▶ _Work request_
In full and without change, repeat the records shown below.

(Materials provided begins)

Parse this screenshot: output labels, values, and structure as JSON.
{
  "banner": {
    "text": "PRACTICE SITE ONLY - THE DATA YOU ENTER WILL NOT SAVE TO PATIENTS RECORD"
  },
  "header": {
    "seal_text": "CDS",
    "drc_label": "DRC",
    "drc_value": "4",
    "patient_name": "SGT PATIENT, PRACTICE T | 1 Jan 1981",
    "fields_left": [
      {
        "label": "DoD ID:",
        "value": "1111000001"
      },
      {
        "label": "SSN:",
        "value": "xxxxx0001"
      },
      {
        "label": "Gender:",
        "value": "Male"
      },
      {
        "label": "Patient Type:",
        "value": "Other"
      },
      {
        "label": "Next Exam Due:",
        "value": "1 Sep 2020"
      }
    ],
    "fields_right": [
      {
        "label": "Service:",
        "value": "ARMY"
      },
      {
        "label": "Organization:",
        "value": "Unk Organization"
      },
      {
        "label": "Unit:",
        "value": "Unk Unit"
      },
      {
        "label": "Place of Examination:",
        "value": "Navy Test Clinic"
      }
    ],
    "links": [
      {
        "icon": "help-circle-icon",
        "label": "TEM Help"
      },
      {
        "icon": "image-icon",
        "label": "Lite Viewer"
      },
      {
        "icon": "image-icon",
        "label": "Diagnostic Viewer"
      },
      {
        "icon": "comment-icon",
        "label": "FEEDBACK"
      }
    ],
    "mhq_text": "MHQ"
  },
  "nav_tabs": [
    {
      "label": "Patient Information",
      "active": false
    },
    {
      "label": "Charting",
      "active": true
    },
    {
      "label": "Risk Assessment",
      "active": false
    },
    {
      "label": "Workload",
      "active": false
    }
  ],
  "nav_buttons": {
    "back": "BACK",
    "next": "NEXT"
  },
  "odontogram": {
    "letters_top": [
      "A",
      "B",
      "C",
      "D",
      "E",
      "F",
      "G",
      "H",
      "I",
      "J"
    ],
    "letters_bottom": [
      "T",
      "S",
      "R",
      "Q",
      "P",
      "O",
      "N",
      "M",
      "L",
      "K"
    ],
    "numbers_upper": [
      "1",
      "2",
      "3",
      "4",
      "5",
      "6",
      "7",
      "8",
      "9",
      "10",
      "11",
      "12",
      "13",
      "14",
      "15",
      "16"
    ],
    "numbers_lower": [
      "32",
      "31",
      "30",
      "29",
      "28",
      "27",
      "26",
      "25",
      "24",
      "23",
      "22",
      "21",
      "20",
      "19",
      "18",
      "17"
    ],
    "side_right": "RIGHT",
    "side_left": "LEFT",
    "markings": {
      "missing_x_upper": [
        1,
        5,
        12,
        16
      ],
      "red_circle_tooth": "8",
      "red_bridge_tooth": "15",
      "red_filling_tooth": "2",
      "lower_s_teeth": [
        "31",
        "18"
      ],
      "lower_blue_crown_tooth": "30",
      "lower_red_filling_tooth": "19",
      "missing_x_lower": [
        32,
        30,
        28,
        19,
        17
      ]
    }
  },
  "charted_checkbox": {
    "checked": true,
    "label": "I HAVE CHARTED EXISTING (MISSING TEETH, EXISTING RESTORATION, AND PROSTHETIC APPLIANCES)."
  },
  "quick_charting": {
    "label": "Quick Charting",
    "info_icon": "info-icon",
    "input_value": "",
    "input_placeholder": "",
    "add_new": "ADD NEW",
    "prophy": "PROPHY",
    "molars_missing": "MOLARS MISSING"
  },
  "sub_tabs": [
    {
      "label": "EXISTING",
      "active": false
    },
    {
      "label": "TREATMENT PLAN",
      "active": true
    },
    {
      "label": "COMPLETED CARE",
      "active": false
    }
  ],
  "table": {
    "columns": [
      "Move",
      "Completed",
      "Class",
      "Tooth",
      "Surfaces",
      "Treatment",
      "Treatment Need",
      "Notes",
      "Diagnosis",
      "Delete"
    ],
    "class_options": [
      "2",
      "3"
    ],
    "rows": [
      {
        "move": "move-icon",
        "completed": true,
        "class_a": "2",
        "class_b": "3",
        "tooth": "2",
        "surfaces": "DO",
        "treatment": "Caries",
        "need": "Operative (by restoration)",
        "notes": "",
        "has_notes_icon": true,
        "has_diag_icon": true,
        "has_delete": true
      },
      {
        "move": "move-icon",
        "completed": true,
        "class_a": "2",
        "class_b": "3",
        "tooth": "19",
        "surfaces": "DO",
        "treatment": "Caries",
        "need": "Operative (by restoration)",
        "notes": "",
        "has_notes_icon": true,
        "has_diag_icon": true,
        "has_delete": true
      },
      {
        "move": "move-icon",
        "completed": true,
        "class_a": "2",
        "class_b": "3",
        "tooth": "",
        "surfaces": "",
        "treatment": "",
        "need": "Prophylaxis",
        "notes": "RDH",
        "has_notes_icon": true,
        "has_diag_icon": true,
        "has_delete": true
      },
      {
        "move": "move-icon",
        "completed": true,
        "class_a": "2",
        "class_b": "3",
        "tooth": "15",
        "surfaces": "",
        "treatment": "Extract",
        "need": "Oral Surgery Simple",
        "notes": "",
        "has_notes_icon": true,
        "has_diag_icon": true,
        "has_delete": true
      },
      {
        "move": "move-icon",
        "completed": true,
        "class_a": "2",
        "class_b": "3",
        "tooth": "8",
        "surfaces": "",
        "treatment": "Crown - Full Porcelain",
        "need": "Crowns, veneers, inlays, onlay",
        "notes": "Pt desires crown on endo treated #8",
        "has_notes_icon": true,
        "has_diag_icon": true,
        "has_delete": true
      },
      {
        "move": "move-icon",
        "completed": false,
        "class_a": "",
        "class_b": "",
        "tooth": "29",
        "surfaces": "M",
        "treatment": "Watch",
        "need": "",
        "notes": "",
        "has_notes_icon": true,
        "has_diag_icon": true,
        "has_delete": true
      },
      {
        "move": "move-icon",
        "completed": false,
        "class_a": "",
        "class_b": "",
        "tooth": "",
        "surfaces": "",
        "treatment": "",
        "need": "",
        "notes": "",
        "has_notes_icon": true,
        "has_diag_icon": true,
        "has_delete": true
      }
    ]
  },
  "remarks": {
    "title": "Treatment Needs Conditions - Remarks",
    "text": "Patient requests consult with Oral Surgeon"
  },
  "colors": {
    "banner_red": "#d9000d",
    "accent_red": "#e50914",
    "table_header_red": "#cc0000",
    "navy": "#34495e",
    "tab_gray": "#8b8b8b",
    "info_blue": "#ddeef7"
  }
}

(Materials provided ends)

▶ _Result for this task_
Parse this screenshot: output labels, values, and structure as JSON.
{
  "banner": {
    "text": "PRACTICE SITE ONLY - THE DATA YOU ENTER WILL NOT SAVE TO PATIENTS RECORD"
  },
  "header": {
    "seal_text": "CDS",
    "drc_label": "DRC",
    "drc_value": "4",
    "patient_name": "SGT PATIENT, PRACTICE T | 1 Jan 1981",
    "fields_left": [
      {
        "label": "DoD ID:",
        "value": "1111000001"
      },
      {
        "label": "SSN:",
        "value": "xxxxx0001"
      },
      {
        "label": "Gender:",
        "value": "Male"
      },
      {
        "label": "Patient Type:",
        "value": "Other"
      },
      {
        "label": "Next Exam Due:",
        "value": "1 Sep 2020"
      }
    ],
    "fields_right": [
      {
        "label": "Service:",
        "value": "ARMY"
      },
      {
        "label": "Organization:",
        "value": "Unk Organization"
      },
      {
        "label": "Unit:",
        "value": "Unk Unit"
      },
      {
        "label": "Place of Examination:",
        "value": "Navy Test Clinic"
      }
    ],
    "links": [
      {
        "icon": "help-circle-icon",
        "label": "TEM Help"
      },
      {
        "icon": "image-icon",
        "label": "Lite Viewer"
      },
      {
        "icon": "image-icon",
        "label": "Diagnostic Viewer"
      },
      {
        "icon": "comment-icon",
        "label": "FEEDBACK"
      }
    ],
    "mhq_text": "MHQ"
  },
  "nav_tabs": [
    {
      "label": "Patient Information",
      "active": false
    },
    {
      "label": "Charting",
      "active": true
    },
    {
      "label": "Risk Assessment",
      "active": false
    },
    {
      "label": "Workload",
      "active": false
    }
  ],
  "nav_buttons": {
    "back": "BACK",
    "next": "NEXT"
  },
  "odontogram": {
    "letters_top": [
      "A",
      "B",
      "C",
      "D",
      "E",
      "F",
      "G",
      "H",
      "I",
      "J"
    ],
    "letters_bottom": [
      "T",
      "S",
      "R",
      "Q",
      "P",
      "O",
      "N",
      "M",
      "L",
      "K"
    ],
    "numbers_upper": [
      "1",
      "2",
      "3",
      "4",
      "5",
      "6",
      "7",
      "8",
      "9",
      "10",
      "11",
      "12",
      "13",
      "14",
      "15",
      "16"
    ],
    "numbers_lower": [
      "32",
      "31",
      "30",
      "29",
      "28",
      "27",
      "26",
      "25",
      "24",
      "23",
      "22",
      "21",
      "20",
      "19",
      "18",
      "17"
    ],
    "side_right": "RIGHT",
    "side_left": "LEFT",
    "markings": {
      "missing_x_upper": [
        1,
        5,
        12,
        16
      ],
      "red_circle_tooth": "8",
      "red_bridge_tooth": "15",
      "red_filling_tooth": "2",
      "lower_s_teeth": [
        "31",
        "18"
      ],
      "lower_blue_crown_tooth": "30",
      "lower_red_filling_tooth": "19",
      "missing_x_lower": [
        32,
        30,
        28,
        19,
        17
      ]
    }
  },
  "charted_checkbox": {
    "checked": true,
    "label": "I HAVE CHARTED EXISTING (MISSING TEETH, EXISTING RESTORATION, AND PROSTHETIC APPLIANCES)."
  },
  "quick_charting": {
    "label": "Quick Charting",
    "info_icon": "info-icon",
    "input_value": "",
    "input_placeholder": "",
    "add_new": "ADD NEW",
    "prophy": "PROPHY",
    "molars_missing": "MOLARS MISSING"
  },
  "sub_tabs": [
    {
      "label": "EXISTING",
      "active": false
    },
    {
      "label": "TREATMENT PLAN",
      "active": true
    },
    {
      "label": "COMPLETED CARE",
      "active": false
    }
  ],
  "table": {
    "columns": [
      "Move",
      "Completed",
      "Class",
      "Tooth",
      "Surfaces",
      "Treatment",
      "Treatment Need",
      "Notes",
      "Diagnosis",
      "Delete"
    ],
    "class_options": [
      "2",
      "3"
    ],
    "rows": [
      {
        "move": "move-icon",
        "completed": true,
        "class_a": "2",
        "class_b": "3",
        "tooth": "2",
        "surfaces": "DO",
        "treatment": "Caries",
        "need": "Operative (by restoration)",
        "notes": "",
        "has_notes_icon": true,
        "has_diag_icon": true,
        "has_delete": true
      },
      {
        "move": "move-icon",
        "completed": true,
        "class_a": "2",
        "class_b": "3",
        "tooth": "19",
        "surfaces": "DO",
        "treatment": "Caries",
        "need": "Operative (by restoration)",
        "notes": "",
        "has_notes_icon": true,
        "has_diag_icon": true,
        "has_delete": true
      },
      {
        "move": "move-icon",
        "completed": true,
        "class_a": "2",
        "class_b": "3",
        "tooth": "",
        "surfaces": "",
        "treatment": "",
        "need": "Prophylaxis",
        "notes": "RDH",
        "has_notes_icon": true,
        "has_diag_icon": true,
        "has_delete": true
      },
      {
        "move": "move-icon",
        "completed": true,
        "class_a": "2",
        "class_b": "3",
        "tooth": "15",
        "surfaces": "",
        "treatment": "Extract",
        "need": "Oral Surgery Simple",
        "notes": "",
        "has_notes_icon": true,
        "has_diag_icon": true,
        "has_delete": true
      },
      {
        "move": "move-icon",
        "completed": true,
        "class_a": "2",
        "class_b": "3",
        "tooth": "8",
        "surfaces": "",
        "treatment": "Crown - Full Porcelain",
        "need": "Crowns, veneers, inlays, onlay",
        "notes": "Pt desires crown on endo treated #8",
        "has_notes_icon": true,
        "has_diag_icon": true,
        "has_delete": true
      },
      {
        "move": "move-icon",
        "completed": false,
        "class_a": "",
        "class_b": "",
        "tooth": "29",
        "surfaces": "M",
        "treatment": "Watch",
        "need": "",
        "notes": "",
        "has_notes_icon": true,
        "has_diag_icon": true,
        "has_delete": true
      },
      {
        "move": "move-icon",
        "completed": false,
        "class_a": "",
        "class_b": "",
        "tooth": "",
        "surfaces": "",
        "treatment": "",
        "need": "",
        "notes": "",
        "has_notes_icon": true,
        "has_diag_icon": true,
        "has_delete": true
      }
    ]
  },
  "remarks": {
    "title": "Treatment Needs Conditions - Remarks",
    "text": "Patient requests consult with Oral Surgeon"
  },
  "colors": {
    "banner_red": "#d9000d",
    "accent_red": "#e50914",
    "table_header_red": "#cc0000",
    "navy": "#34495e",
    "tab_gray": "#8b8b8b",
    "info_blue": "#ddeef7"
  }
}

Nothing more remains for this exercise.